ST depression, with ST elevation in aVR persists.

Does this patient have ACS?  Should he necessarily go to the cath lab?

Again, it is common to have an ECG that shows apparent subendocardial ischemia after resuscitation from cardiac arrest, after defibrillation, and after cardioversion.

One must wait a short time (perhaps 15 minutes?), and repeat the ECG, to see if the apparent ischemia persists.

This was done.  A third ECG was done about 25 minutes after the first:
This shows resolution of all apparent ischemia.

The patient thus did not need immediate angiography.

An echocardiogram showed:

Left ventricular hypertrophy concentric .
The estimated left ventricular ejection fraction is 58 %
Aortic stenosis, mild, 9.0 mmHg mean gradient. 1.50 cm^2 valve area.

Troponins were minimally elevated, consistent with type 2 MI from low flow state of cardiac arrest and high demand state of atrial fib with RVR.

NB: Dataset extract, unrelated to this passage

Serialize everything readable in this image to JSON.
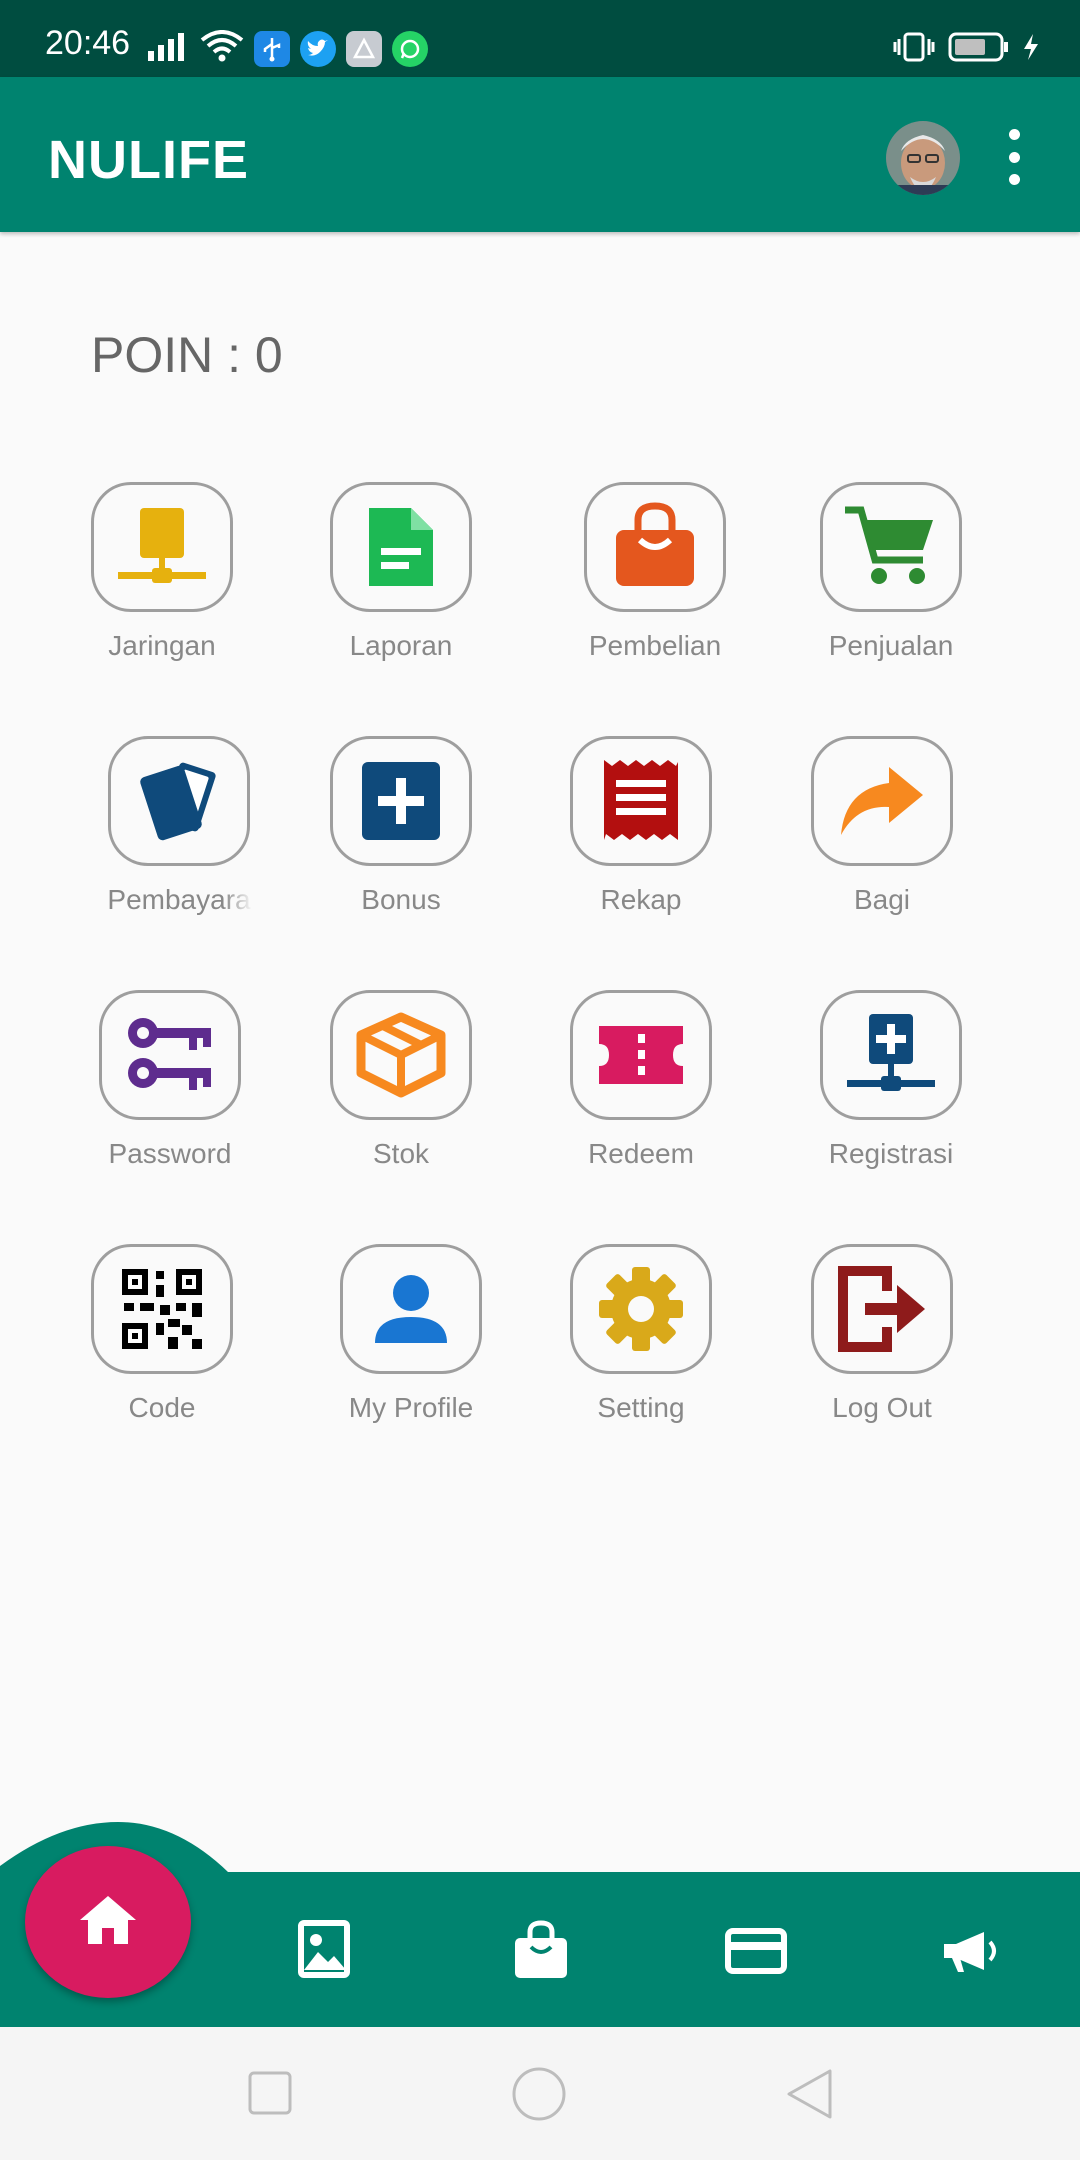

The patient underwent angiography later (the next day) and there was no culprit lesion.  He did not have ACS.

He recovered and had an ICD implanted.

Learning Points:

1. Ventricular fibrillation is not only caused by acute coronary syndrome.   There are many other etiologies, including scarring from previous MI, medications, drugs, LVH, and channelopathies.  We found that 38% of out of hospital ventricular fibrillation was due to STEMI.  The remainder were due to other etiologies, (including NonSTEMI ACS).  But approximately 50% were due to non-ACS etiologies.

2. ST depression (with reciprocal ST elevation in lead aVR) is common shortly after BOTH resuscitation from ventricular fibrillation AND after cardioversion from atrial fibrillation.

3.  One should wait a short time (15 minutes?) to record another 12-lead ECG to ascertain whether there is ongoing ischemia and probable ACS, or whether the ST depression is transient only.

4. Not all patients with ventricular fibrillation necessarily need emergent angiography.  Much depends on the post resuscitation ECG and its evolution shortly after defibrillation.


Reference:

Scott NL. Mulder M. Bart B. Smith SW.  Correlation of STEMI in Resuscitated Non-traumatic out-of-hospital Cardiopulmonary Arrest patients with Initial Rhythm and Cardiac Catheterization Findings (Abstract 580). Academic Emergency Medicine 17(s1):S194; May 2010